╭─ Data under study
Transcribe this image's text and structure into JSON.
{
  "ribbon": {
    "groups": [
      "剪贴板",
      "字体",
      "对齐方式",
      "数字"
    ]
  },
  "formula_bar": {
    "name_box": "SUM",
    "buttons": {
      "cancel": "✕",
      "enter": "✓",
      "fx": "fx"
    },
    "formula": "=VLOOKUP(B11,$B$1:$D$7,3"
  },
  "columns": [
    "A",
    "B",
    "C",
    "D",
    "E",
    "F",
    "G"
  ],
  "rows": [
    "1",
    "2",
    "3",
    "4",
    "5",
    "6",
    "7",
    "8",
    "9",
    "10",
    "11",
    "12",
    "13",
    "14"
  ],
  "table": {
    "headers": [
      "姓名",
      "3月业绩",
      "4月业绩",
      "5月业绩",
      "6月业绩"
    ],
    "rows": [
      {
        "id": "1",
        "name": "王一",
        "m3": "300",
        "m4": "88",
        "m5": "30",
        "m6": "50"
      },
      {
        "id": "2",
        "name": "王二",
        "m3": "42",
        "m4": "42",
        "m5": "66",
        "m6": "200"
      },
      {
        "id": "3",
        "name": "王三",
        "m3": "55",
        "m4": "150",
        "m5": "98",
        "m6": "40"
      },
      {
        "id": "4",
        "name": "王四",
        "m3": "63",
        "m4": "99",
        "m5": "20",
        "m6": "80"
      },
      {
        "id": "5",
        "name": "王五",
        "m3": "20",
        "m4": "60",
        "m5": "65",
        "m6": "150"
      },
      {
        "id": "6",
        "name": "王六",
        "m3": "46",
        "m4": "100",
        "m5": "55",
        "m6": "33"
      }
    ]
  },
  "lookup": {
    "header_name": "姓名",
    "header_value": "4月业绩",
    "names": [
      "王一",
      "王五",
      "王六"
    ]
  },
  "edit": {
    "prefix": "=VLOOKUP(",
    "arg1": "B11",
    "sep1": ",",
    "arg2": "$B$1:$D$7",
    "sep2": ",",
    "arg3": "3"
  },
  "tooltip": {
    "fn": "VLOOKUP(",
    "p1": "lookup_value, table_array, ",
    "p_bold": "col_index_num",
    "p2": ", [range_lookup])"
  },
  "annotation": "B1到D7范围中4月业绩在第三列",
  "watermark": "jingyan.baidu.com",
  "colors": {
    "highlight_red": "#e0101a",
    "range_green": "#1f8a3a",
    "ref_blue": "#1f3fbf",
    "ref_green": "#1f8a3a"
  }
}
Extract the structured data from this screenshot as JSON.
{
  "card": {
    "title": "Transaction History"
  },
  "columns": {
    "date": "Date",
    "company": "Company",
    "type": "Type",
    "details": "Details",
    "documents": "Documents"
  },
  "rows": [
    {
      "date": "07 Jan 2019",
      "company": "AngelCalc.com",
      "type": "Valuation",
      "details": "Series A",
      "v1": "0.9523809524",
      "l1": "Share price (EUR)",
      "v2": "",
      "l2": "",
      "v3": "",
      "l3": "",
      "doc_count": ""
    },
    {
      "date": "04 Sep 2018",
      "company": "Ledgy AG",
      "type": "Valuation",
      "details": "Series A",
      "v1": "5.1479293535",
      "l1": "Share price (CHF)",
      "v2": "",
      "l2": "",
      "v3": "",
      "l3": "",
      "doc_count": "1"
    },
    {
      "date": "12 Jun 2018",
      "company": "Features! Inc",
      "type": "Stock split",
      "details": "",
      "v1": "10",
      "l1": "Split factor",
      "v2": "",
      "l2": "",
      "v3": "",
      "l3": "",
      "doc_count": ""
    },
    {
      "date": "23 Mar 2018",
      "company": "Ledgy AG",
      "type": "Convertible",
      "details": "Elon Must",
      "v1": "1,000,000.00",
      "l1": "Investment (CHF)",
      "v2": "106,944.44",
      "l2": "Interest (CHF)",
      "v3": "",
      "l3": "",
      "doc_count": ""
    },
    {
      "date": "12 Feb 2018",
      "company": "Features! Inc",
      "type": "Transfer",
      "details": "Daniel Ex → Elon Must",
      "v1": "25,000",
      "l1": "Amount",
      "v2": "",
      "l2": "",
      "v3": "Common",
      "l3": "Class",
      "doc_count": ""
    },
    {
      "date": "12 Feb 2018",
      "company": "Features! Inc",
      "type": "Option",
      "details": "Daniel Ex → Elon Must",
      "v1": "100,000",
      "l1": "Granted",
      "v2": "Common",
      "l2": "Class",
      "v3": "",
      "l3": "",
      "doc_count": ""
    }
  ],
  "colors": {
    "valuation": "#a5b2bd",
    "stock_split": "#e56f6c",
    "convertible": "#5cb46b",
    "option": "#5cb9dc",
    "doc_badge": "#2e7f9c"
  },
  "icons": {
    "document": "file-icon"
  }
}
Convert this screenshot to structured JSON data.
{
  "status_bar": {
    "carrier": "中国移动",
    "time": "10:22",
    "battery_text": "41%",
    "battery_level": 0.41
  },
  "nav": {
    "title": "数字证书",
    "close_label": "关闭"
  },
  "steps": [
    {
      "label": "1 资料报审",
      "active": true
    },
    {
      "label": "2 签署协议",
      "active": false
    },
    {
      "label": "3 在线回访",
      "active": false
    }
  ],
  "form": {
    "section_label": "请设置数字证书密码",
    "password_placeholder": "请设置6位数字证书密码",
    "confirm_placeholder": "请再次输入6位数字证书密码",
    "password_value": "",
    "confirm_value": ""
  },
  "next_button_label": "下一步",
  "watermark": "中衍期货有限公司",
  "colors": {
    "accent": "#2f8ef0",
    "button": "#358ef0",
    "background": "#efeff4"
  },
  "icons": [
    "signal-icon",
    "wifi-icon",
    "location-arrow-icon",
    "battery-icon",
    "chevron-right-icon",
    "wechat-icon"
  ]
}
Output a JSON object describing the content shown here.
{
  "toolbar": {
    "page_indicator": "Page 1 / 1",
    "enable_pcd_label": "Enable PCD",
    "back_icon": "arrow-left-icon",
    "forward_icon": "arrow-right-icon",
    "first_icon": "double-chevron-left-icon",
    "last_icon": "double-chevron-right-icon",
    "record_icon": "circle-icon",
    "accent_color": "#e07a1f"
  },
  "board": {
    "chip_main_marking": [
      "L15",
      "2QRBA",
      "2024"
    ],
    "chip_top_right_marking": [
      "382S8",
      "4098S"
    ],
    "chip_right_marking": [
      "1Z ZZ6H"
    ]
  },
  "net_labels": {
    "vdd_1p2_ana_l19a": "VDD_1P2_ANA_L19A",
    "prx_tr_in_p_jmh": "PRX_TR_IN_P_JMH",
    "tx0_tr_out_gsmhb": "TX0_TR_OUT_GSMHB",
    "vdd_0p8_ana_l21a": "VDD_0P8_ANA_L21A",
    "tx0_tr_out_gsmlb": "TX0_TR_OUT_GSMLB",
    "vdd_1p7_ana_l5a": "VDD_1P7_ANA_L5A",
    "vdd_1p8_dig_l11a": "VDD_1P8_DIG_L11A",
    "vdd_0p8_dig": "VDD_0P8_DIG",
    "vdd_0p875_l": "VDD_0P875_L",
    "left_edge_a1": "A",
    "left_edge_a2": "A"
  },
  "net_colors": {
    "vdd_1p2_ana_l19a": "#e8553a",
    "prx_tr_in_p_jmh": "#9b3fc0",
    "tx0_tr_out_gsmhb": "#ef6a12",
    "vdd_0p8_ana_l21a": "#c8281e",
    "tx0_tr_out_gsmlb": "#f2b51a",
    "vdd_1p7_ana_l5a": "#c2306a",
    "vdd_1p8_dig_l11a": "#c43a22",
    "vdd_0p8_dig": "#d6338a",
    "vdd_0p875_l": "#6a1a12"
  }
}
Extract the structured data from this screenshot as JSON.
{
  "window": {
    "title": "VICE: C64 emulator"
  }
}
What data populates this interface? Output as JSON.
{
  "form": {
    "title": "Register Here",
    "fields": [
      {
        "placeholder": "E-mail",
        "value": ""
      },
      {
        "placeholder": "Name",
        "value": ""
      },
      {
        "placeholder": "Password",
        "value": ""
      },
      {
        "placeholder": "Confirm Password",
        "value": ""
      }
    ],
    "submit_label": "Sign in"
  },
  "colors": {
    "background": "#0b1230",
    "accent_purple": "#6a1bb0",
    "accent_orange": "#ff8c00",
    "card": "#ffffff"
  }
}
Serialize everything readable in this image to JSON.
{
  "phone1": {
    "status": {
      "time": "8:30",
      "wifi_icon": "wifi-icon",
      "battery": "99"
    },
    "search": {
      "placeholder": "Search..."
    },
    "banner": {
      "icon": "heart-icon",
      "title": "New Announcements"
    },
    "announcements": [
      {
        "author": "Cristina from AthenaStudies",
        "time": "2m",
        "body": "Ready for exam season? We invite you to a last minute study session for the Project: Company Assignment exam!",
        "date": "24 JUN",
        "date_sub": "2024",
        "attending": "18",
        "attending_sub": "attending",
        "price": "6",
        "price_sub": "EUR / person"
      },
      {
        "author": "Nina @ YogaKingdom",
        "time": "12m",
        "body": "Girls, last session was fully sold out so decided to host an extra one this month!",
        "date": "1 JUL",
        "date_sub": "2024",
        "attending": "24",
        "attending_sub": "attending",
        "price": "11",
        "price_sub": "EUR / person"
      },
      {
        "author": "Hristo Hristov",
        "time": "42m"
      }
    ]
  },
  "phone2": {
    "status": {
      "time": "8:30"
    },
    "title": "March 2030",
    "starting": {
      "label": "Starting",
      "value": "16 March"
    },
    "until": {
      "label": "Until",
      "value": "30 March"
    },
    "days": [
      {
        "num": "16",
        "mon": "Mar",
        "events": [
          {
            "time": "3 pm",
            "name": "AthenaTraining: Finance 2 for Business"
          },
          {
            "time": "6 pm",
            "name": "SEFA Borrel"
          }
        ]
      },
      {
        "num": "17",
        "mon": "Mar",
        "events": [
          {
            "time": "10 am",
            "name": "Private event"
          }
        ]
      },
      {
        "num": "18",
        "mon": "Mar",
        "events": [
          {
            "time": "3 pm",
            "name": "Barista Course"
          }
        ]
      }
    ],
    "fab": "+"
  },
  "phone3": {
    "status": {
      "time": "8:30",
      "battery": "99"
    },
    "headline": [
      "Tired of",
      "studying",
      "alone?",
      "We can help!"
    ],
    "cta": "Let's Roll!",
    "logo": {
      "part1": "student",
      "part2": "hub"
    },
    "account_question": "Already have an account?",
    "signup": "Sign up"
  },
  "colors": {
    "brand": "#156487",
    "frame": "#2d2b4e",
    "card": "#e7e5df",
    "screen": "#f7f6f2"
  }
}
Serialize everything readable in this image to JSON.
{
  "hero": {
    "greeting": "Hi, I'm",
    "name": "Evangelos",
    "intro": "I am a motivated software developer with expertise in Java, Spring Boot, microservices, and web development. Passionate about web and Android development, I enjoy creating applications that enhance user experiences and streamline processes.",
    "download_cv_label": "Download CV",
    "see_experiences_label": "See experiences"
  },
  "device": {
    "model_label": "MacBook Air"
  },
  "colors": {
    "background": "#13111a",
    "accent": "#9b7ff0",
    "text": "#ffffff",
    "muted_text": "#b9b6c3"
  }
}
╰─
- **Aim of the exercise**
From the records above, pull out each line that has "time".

- **Result**
    "time": "10:22",
      "time": "8:30",
        "time": "2m",
        "time": "12m",
        "time": "42m"
      "time": "8:30"
            "time": "3 pm",
            "time": "6 pm",
            "time": "10 am",
            "time": "3 pm",
      "time": "8:30",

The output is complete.